When the newly appointed ambassador Erik Palmstierna and his wife Ebba move into the corner house it still smells of fresh paint. The family does its best to make the property homely: “We have ‘pottered about’ and decorated the rooms,” wrote teenage daughter Margareta. Despite its grand state apartments, the residence is also a home.

A century ago, a small piece of Sweden was constituted on British soil. Since then, 27 Portland Place has been part of the Swedish Embassy in London. The chancery later moved to new premises but it remains the residence of the ambassador and the venue for entertaining on behalf of Sweden in the United Kingdom. The building therefore has enormous value as a symbol of contact between the two nations.

The residence also has significant value in its state rooms, the eighteenth-century interiors of which are very well-preserved by British standards. The building was constructed between 1776 and 1780 to a design by Scottish architects Robert and James Adam as part of a major urban transformation. The relatively simple but well-preserved facade provides an especially stark contrast to the elegant interiors of the state rooms.

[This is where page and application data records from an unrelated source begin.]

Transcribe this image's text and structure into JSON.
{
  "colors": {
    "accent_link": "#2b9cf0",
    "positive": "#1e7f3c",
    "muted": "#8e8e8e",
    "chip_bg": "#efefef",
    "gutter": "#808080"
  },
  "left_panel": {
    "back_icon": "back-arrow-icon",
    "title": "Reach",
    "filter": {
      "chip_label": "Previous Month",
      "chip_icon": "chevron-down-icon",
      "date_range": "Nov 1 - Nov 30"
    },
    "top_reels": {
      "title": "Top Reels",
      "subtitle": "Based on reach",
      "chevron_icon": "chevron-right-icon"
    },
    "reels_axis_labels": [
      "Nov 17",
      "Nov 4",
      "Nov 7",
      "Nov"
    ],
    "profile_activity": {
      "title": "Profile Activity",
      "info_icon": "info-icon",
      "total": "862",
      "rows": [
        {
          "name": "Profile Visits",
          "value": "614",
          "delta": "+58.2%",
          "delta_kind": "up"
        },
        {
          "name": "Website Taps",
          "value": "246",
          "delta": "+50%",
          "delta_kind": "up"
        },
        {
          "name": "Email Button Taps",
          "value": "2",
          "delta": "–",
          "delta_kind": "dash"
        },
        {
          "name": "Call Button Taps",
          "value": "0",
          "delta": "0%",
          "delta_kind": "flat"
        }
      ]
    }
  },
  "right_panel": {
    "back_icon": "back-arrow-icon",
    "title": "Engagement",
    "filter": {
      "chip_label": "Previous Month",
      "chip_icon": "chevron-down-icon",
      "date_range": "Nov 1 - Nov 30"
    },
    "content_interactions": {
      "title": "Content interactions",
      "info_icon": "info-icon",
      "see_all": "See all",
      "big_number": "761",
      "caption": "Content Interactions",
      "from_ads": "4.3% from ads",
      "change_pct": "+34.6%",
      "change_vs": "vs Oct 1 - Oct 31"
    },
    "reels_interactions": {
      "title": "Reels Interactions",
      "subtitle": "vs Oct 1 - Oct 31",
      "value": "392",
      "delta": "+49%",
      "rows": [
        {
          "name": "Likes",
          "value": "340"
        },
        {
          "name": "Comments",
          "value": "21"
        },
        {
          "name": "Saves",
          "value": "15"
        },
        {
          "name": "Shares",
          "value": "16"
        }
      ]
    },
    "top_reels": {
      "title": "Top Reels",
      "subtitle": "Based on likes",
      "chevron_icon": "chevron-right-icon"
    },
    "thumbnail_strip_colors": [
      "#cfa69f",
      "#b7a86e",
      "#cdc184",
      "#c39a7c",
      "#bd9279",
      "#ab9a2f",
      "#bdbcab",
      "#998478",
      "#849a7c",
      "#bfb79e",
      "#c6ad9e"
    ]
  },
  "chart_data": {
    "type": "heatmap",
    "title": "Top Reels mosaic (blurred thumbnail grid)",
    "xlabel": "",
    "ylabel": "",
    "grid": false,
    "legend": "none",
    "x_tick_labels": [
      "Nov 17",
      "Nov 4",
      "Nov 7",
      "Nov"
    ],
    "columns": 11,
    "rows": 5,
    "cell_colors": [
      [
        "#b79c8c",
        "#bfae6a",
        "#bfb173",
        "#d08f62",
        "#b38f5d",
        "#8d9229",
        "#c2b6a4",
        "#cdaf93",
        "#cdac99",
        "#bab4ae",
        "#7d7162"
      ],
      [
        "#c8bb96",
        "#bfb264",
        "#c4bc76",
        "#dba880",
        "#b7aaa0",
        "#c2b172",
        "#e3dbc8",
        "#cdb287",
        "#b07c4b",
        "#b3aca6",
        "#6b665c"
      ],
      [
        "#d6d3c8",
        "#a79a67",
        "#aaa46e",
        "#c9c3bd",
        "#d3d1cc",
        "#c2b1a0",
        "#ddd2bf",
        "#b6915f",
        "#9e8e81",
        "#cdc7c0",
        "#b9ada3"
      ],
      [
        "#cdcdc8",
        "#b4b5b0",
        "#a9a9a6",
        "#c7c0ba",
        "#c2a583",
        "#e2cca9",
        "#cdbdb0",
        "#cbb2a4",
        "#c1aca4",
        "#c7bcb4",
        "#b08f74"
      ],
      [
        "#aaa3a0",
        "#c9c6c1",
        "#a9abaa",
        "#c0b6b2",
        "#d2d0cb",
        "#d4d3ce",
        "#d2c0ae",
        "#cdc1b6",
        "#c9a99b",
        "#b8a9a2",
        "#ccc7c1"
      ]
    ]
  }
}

Sources for this and following pages: Dagens Nyheter, Svenska Dagbladet, British Newspaper Archive, Swedish National Archives, Wikipedia, Dictionary of Swedish National Biography (SBL).

History of Portland Place

As the population of London doubled during the eighteenth century, the city expanded westwards across fields and pastures. Scottish brothers Robert and James Adam were among the foremost British architects of the eighteenth century purchased a large plot of land in London and went into business as property developers. 

The present-day embassy

Our mission is to represent Sweden and the Swedish government in the United Kingdom and to promote Swedish interests. There are strong links between Sweden and the UK. Politically, we cooperate in many policy areas.

Envoys and ambassadors

Historically, the highest rank of diplomat was ambassador. An envoy, traditionally sent to smaller states, is the diplomatic rank below ambassador. As a general rule, ambassadors were aristocrats and as this work was gradually formalised, so the requirement remained for a residence in which one could hold grand receptions and parties.